world Updated: Nov 30, 2011 11:30 IST

North Korea said on Wednesday it is making progress in producing low-enriched uranium and insisted it would not accept US demands to shut down the programme.

"The construction of experimental LWR (light-water reactor) and the low-enriched uranium for the provision of raw materials are progressing apace," a foreign ministry spokesman told the official news agency.

The spokesman rejected demands by the US and its allies that the uranium enrichment plant be shut down before six-party nuclear disarmament talks can resume.

Scientists say the plant at the Yongbyon complex could easily be reconfigured to make atomic weapons. The North says it will fuel the LWR, which will be used to generate electricity.

"The right to the peaceful use of nuclear energy is an issue vital for the sovereignty and development of the DPRK (North) and, therefore, neither concession nor compromise should be allowed," the spokesman said in a statement.

Diplomatic efforts have intensified in recent months to revive the six-party talks which the North abandoned in April 2009, one month before its second atomic weapons test.

The North wants talks without preconditions and says its uranium enrichment programme -- first disclosed to the world a year ago -- can be discussed at the forum.

The US says the North must first show it is serious about the talks, which have dragged on since 2003, by shutting down the programme. The negotiations also group South Korea, China, Russia and Japan.

A website which published satellite photos said in November the North had made significant progress in building the new nuclear reactor but it was unlikely to become operational for two to three years.

Pyongyang's official news agency has previously said the reactor would start operating soon but gave no date.

The 38 North website said "significant progress" over the past year could indicate a desire to push ahead as fast as possible with uranium enrichment, to produce fuel for the reactor and possibly fissile material for weapons.

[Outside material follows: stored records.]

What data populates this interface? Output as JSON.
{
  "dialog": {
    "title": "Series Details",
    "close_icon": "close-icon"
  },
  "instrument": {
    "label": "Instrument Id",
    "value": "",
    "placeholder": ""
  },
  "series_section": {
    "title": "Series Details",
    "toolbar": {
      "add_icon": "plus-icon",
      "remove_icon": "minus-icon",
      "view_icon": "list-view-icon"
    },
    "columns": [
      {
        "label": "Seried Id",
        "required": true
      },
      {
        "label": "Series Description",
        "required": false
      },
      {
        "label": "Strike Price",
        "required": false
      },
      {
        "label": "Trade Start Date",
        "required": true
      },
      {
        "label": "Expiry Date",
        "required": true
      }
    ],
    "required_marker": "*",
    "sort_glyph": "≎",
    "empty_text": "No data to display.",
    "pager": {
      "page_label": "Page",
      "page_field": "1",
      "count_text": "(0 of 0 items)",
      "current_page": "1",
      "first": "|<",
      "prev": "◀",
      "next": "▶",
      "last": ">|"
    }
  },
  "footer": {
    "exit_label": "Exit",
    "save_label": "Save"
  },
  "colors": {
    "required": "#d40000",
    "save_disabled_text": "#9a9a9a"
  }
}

Pyongyang's existing plutonium stockpile -- estimated to be enough for six to eight atomic bombs -- came from a decades-old gas graphite reactor at Yongbyon that was shut down in 2007 under a six-party accord.

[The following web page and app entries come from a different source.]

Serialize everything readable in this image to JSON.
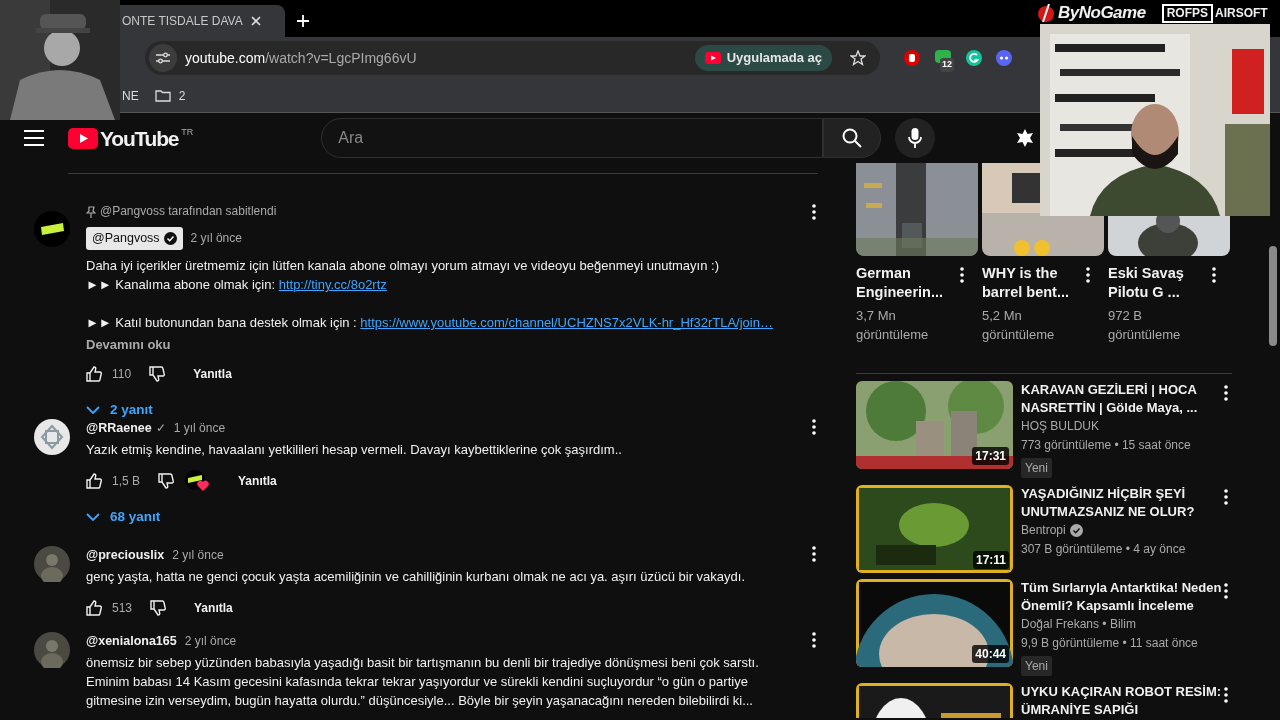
{
  "overlay": {
    "sponsors": [
      "ByNoGame",
      "ROFPS",
      "AIRSOFT"
    ]
  },
  "browser": {
    "tab_title": "ONTE TISDALE DAVA",
    "url_host": "youtube.com",
    "url_path": "/watch?v=LgcPImg66vU",
    "open_in_app": "Uygulamada aç",
    "extension_badge": "12",
    "bookmarks": [
      {
        "kind": "text",
        "label": "NE"
      },
      {
        "kind": "folder",
        "label": "2"
      }
    ]
  },
  "youtube": {
    "logo": "YouTube",
    "region": "TR",
    "search": {
      "placeholder": "Ara"
    }
  },
  "comments": [
    {
      "pinned_by": "@Pangvoss tarafından sabitlendi",
      "author": "@Pangvoss",
      "owner": true,
      "verified": true,
      "time": "2 yıl önce",
      "lines": [
        {
          "text": "Daha iyi içerikler üretmemiz için lütfen kanala abone olmayı yorum atmayı ve videoyu beğenmeyi unutmayın :)"
        },
        {
          "text": "►► Kanalıma abone olmak için: ",
          "link": "http://tiny.cc/8o2rtz"
        },
        {
          "text": "►► Katıl butonundan bana destek olmak için : ",
          "link": "https://www.youtube.com/channel/UCHZNS7x2VLK-hr_Hf32rTLA/join…",
          "gap_before": true
        }
      ],
      "read_more": "Devamını oku",
      "likes": "110",
      "reply": "Yanıtla",
      "replies": "2 yanıt"
    },
    {
      "author": "@RRaenee",
      "check": "✓",
      "time": "1 yıl önce",
      "lines": [
        {
          "text": "Yazık etmiş kendine, havaalanı yetkilileri hesap vermeli. Davayı kaybettiklerine çok şaşırdım.."
        }
      ],
      "likes": "1,5 B",
      "creator_heart": true,
      "reply": "Yanıtla",
      "replies": "68 yanıt"
    },
    {
      "author": "@preciouslix",
      "time": "2 yıl önce",
      "lines": [
        {
          "text": "genç yaşta, hatta ne genci çocuk yaşta acemiliğinin ve cahilliğinin kurbanı olmak ne acı ya. aşırı üzücü bir vakaydı."
        }
      ],
      "likes": "513",
      "reply": "Yanıtla"
    },
    {
      "author": "@xenialona165",
      "time": "2 yıl önce",
      "lines": [
        {
          "text": "önemsiz bir sebep yüzünden babasıyla yaşadığı basit bir tartışmanın bu denli bir trajediye dönüşmesi beni çok sarstı. Eminim babası 14 Kasım gecesini kafasında tekrar tekrar yaşıyordur ve sürekli kendini suçluyordur “o gün o partiye gitmesine izin verseydim, bugün hayatta olurdu.” düşüncesiyle... Böyle bir şeyin yaşanacağını nereden bilebilirdi ki..."
        }
      ]
    }
  ],
  "shorts": [
    {
      "title": "German Engineerin...",
      "views": "3,7 Mn görüntüleme"
    },
    {
      "title": "WHY is the barrel bent...",
      "views": "5,2 Mn görüntüleme"
    },
    {
      "title": "Eski Savaş Pilotu G ...",
      "views": "972 B görüntüleme"
    }
  ],
  "videos": [
    {
      "title": "KARAVAN GEZİLERİ | HOCA NASRETTİN | Gölde Maya, ...",
      "channel": "HOŞ BULDUK",
      "meta": "773 görüntüleme • 15 saat önce",
      "badge": "Yeni",
      "duration": "17:31"
    },
    {
      "title": "YAŞADIĞINIZ HİÇBİR ŞEYİ UNUTMAZSANIZ NE OLUR?",
      "channel": "Bentropi",
      "verified": true,
      "meta": "307 B görüntüleme • 4 ay önce",
      "duration": "17:11"
    },
    {
      "title": "Tüm Sırlarıyla Antarktika! Neden Önemli? Kapsamlı İnceleme",
      "channel": "Doğal Frekans • Bilim",
      "meta": "9,9 B görüntüleme • 11 saat önce",
      "badge": "Yeni",
      "duration": "40:44"
    },
    {
      "title": "UYKU KAÇIRAN ROBOT RESİM: ÜMRANİYE SAPIĞI"
    }
  ]
}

The North said on Wednesday the peaceful use of nuclear energy is the only way to solve its "acute electricity problem", a claim contested by analysts.

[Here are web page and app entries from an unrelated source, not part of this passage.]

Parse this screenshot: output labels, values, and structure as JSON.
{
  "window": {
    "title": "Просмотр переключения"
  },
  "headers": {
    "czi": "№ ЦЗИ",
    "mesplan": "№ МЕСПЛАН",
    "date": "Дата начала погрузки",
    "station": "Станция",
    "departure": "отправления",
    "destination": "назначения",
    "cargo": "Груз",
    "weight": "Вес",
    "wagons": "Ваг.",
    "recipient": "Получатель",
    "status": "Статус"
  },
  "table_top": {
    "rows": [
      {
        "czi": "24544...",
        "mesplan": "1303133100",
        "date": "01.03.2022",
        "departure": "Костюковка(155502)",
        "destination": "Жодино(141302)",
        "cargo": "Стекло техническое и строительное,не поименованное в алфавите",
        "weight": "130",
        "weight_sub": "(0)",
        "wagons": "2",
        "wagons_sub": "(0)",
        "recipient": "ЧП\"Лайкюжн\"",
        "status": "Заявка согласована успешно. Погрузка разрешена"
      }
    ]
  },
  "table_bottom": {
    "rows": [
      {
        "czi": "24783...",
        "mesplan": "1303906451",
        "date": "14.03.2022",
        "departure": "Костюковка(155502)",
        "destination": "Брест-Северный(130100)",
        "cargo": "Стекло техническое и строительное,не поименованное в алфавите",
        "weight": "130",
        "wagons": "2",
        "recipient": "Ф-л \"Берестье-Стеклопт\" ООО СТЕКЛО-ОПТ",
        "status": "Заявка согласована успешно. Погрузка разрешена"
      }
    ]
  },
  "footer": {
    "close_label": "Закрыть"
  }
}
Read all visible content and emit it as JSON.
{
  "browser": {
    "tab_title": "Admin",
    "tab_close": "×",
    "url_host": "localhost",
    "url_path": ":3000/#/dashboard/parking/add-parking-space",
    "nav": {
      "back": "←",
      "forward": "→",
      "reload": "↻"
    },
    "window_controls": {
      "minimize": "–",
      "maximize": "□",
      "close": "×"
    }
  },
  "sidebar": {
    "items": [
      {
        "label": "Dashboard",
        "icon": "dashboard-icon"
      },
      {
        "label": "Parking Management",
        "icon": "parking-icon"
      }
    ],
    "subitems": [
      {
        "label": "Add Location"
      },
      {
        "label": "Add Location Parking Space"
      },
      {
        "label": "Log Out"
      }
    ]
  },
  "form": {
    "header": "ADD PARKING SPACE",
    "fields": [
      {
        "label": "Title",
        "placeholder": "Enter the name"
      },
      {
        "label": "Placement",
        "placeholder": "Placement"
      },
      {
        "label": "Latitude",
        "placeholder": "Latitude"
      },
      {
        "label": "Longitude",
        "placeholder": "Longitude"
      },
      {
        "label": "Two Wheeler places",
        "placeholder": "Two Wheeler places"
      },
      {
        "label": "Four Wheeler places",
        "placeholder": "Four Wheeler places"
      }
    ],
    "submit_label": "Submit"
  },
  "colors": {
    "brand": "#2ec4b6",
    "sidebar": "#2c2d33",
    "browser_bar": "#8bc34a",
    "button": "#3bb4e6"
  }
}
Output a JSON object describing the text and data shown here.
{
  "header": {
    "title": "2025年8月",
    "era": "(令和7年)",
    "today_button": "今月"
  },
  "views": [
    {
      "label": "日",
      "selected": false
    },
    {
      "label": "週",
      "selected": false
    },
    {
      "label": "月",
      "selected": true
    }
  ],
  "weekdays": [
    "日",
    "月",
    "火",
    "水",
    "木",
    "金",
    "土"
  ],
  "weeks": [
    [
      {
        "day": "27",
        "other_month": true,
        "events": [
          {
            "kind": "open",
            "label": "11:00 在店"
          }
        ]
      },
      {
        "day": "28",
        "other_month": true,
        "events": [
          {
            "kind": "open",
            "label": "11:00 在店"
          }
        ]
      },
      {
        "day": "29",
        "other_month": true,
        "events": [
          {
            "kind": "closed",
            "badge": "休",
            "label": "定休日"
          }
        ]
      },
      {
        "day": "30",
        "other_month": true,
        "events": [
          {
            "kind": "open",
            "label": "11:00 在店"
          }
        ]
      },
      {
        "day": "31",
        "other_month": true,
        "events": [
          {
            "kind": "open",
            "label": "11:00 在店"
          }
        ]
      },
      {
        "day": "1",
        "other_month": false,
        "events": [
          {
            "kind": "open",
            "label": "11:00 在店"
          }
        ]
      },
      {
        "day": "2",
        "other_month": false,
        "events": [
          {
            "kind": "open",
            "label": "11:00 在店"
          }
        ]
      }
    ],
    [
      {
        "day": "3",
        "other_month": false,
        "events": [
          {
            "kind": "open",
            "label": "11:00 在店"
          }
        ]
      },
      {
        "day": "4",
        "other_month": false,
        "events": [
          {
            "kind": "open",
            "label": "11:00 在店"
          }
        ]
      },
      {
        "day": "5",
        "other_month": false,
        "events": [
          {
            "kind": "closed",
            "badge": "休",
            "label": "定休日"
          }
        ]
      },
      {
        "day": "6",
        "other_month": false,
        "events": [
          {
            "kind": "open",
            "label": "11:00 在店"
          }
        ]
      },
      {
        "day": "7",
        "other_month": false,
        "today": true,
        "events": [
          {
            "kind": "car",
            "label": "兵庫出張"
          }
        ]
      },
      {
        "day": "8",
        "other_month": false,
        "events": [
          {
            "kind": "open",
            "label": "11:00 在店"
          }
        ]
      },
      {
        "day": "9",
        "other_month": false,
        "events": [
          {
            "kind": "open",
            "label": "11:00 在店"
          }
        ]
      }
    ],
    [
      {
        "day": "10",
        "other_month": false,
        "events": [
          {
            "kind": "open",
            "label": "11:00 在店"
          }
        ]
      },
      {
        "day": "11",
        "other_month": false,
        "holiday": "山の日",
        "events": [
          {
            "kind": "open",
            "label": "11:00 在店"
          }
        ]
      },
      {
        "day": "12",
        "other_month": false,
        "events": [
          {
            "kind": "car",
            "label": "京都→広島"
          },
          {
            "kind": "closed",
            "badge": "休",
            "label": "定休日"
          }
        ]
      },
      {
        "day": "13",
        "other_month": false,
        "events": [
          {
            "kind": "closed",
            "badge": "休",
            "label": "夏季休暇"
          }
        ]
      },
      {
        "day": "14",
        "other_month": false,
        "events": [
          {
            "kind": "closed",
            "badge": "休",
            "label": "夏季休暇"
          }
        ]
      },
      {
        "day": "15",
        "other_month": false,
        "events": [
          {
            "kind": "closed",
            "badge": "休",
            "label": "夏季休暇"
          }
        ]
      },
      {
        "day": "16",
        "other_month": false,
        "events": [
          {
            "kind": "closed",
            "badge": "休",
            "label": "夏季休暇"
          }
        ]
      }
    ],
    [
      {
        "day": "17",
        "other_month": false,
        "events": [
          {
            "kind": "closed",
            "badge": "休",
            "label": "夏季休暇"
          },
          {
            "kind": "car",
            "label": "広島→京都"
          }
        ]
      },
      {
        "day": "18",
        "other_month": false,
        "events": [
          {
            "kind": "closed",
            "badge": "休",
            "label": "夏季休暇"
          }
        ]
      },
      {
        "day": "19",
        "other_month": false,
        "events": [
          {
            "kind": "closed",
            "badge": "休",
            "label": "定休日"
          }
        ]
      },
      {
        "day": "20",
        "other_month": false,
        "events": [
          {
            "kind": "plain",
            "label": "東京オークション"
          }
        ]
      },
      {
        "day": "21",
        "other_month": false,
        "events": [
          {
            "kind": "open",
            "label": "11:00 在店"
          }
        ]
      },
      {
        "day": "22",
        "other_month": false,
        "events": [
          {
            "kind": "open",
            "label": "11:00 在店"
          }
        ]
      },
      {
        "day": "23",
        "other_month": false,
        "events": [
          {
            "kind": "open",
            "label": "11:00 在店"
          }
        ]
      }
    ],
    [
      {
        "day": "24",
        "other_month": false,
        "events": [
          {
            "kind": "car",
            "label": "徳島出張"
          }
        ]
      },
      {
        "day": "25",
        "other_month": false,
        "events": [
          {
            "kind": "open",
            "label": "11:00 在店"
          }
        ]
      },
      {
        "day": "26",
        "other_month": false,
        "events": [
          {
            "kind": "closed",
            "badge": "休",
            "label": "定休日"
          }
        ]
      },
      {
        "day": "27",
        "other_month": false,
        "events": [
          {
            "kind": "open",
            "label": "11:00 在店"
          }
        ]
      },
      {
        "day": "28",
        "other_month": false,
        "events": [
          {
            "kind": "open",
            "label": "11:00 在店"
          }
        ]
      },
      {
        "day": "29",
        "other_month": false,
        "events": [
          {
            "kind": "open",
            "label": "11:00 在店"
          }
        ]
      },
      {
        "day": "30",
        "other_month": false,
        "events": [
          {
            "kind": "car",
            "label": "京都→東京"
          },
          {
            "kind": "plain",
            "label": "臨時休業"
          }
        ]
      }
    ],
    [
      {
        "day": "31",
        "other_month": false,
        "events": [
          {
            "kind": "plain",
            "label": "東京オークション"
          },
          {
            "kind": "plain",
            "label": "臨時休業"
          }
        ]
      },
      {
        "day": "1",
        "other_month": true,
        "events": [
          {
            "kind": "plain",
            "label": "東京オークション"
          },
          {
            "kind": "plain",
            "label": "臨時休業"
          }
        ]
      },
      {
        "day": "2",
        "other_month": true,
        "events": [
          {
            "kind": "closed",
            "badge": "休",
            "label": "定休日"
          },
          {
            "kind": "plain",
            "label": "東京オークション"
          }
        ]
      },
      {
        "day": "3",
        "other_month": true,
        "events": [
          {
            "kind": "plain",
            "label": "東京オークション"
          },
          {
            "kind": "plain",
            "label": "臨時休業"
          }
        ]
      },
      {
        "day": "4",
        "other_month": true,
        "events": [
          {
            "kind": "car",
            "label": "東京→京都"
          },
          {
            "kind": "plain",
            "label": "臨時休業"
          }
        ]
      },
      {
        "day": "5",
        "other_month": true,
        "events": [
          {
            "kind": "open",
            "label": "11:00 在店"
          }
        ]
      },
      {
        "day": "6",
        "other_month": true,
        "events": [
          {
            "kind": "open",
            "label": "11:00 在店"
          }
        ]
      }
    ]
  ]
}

It said it has nothing to hide about its uranium programme and accused the United States of using it as an obstacle to a negotiated settlement of the nuclear issue.

The spokesman said attempts to make the "peaceful nuclear activities" illegal or to delay them indefinitely "will prompt resolute and decisive countermeasures".